I mean, personally I think this conversation we’re having with HP is super interesting and useful. But another part of me asks if we’re not just adding to the noise, adding to the echo chamber and that perhaps, worse, it’s having the opposite affect.
Us and the Apes
The best single podcast I have listened to so far is a presentation from this year’s Pop!Tech Conference by Comparative Primatologist Frans de Waal. His presentation was on Human Nature and his basic argument is that populism is the best form of governance given primate behavior. Now you should listen to anyone who starts telling you about apes and finishes insinuating that you should vote for Kerry in 30 minutes with a very very critical ear. With that said, his presentation really gave me a lot to think about.

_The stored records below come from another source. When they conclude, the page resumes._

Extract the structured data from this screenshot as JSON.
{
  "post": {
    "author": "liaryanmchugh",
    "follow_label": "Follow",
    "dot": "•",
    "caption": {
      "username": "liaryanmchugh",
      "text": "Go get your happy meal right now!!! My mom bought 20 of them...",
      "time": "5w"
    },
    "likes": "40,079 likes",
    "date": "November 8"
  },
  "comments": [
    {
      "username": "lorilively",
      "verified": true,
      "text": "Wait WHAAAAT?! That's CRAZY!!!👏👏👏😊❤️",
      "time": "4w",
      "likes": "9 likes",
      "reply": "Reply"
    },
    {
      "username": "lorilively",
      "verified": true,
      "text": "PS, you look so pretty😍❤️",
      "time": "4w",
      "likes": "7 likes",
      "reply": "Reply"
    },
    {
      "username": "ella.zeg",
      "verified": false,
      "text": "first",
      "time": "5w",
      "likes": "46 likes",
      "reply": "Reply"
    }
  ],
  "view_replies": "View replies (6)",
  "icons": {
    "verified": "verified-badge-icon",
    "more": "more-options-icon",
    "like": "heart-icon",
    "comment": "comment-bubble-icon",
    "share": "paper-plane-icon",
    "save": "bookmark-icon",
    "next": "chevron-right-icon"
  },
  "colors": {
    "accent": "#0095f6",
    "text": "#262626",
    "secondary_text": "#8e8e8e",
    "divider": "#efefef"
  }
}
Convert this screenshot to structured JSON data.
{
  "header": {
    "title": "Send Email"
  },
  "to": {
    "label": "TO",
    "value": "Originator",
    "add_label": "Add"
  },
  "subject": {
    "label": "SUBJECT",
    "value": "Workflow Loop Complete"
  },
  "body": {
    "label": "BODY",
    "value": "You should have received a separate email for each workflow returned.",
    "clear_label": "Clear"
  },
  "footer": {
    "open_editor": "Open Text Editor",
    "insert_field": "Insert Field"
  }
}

I know that throughout our conversation with HP, I’m going to be thinking myself about the deeper argument of moral relativism versus moral absolutism. Mari’s boyfriend Chad framed it so well on his blog. Us liberals often cite the Enlightenment and claim we use universal rationality rather than any objective moral authority in forming policy. But Chad explains the dangers of pure rationality. Only now am I realizing that we need the two – objective morality and rationality – to balance each other. But Frans de Waal’s argument is that we need to better understand human behavior when making policy. That human behavior at least needs to taken into consideration.
An aside: Frans de Waal later described an experiment in which university age men and women were asked how many sexual relations they had in the past year. Consistently men would say 10 and women would say 5. He said it was always right around half. Now, obviously unless men were having many more homosexual relations than women, there’s a discrepancy there. So he said, the researchers then hooked their participants up to fake lie detector tests and asked the same question – how many sexual relations in the past year. All of a sudden both the men and the women gave the same answers. His point being that you have to take behavior into account in any research that relies on surveys or questionnaires.
Another example was that when Sprite made the graphic of the lime larger on their can, they got a flood of calls asking them why they started adding more lime flavor to the soda. Anyway, I’m just echoing – check out the podcast.